Scrolling through the basics of pulling together an agent I gain a few insights.
Context variables need a $ in front of them, so I made changes to the actions and parameters table. (Tested this, still stuck.)
My context variables are output only, not input. I was thinking input as the user input, but really input context is the input from previous intents or previously collected data.
If this is the first thing my user has done regarding anything to do with the RSVP task, they won’t have RSVP based information (unless maybe they are modifying an existing RSVP but that’s a little too complex for this example).
Saving the intent, I tested again. And it worked!
I could also step through the questions and fill in all my parameter values!
Well, even though I tried to give it a list of guest names, it only took the first one, which is not quite right but it is showing up as a list! This is fine for now, so let’s see what we can do now.
It looks like we have some options here.

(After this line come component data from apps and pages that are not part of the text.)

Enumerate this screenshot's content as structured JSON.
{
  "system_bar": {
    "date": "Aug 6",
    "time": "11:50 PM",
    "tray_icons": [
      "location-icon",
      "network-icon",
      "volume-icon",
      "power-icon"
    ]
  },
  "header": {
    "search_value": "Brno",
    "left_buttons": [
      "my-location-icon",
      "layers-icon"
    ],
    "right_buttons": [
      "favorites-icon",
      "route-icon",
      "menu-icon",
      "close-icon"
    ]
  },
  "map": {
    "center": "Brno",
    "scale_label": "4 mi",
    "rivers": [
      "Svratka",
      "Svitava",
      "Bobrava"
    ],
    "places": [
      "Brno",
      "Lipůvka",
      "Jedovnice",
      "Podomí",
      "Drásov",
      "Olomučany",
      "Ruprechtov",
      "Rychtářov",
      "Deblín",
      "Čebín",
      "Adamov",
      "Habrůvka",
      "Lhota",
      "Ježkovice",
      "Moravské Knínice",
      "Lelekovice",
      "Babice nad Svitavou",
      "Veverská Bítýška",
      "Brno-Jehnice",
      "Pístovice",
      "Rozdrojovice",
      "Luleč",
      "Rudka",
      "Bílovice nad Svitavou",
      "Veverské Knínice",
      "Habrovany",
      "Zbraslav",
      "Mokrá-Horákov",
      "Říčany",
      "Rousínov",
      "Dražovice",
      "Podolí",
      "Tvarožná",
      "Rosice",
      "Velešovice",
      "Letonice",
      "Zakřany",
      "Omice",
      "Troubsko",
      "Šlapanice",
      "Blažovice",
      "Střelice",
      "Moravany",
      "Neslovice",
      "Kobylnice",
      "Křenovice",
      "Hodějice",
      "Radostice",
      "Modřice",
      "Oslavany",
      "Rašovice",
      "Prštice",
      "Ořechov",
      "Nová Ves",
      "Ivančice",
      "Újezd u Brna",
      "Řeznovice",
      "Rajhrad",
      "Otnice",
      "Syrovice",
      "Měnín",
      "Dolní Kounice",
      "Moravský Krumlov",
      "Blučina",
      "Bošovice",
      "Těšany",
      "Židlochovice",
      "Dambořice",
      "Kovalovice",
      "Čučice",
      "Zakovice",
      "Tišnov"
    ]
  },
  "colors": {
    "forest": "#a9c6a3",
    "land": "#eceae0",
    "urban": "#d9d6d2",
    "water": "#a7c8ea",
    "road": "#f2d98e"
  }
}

I have a menu option for Integrations that looks like one-click deploy to a variety of platforms, which is pretty neat. (goal #4)
Want a web app demo? Toggle on and POOF!
You can also embed the web demo into another page, and the snippet of code to do it is provided.
I also saw under “Fulfillment” on the intent I created, I have the option to call a third party service straight from the UI (via webhook) which gets me out of building a wrapping application that consumes the chatbot backend. (goal #3)
There are also a number of SDKs for V1 and V2 with more info over in the docs.
Dialogflow meets all the goals I set before I started this journey. Most of the terminology was fairly consistent from Watson Assistant, but the UI didn’t always make it clear what was valid before saving the component. The docs and forums linked directly from the dashboard which ultimately ended up saving me when my RSVP intent didn’t want to work.
I would have appreciated a little more obvious training icon/notification than the spinning cog. As I was troubleshooting my issue with the intent, I was focused on exactly the opposite side of the screen from where the cog was spinning. Sure, there was a toaster pop notification at the bottom of the side when training started and stopped, but depending on the extent of the change I may try to test the agent while it’s training. This is me just being picky.
The account and service is free. I don’t remember putting in a credit card which makes me interested in continuing to play around with Dialogflow. This makes me happy and feel less nervous as a developer that I won’t wake up to a mystery bill.
Lastly, I did see an option to import/export the agent as a zip (hit the cog to access your settings), generating individual json files for each entity and intent.
This is slightly different than I was expecting as Watson Assistant gives you one big json file (or CSVs when working with just intents or entities). So I’m curious to see how other platforms handle this.
I can’t exactly build a bot or agent in Watson Assistant or Dialogflow and move back and forth between the two, but I can use knowledge from either platform to get up and running fairly quickly.
For reference, I’ve been building chatbots with Watson for about 6 months now, on and off. I built this agent in Dialogflow, based on a previously designed bot example, in about 30 minutes.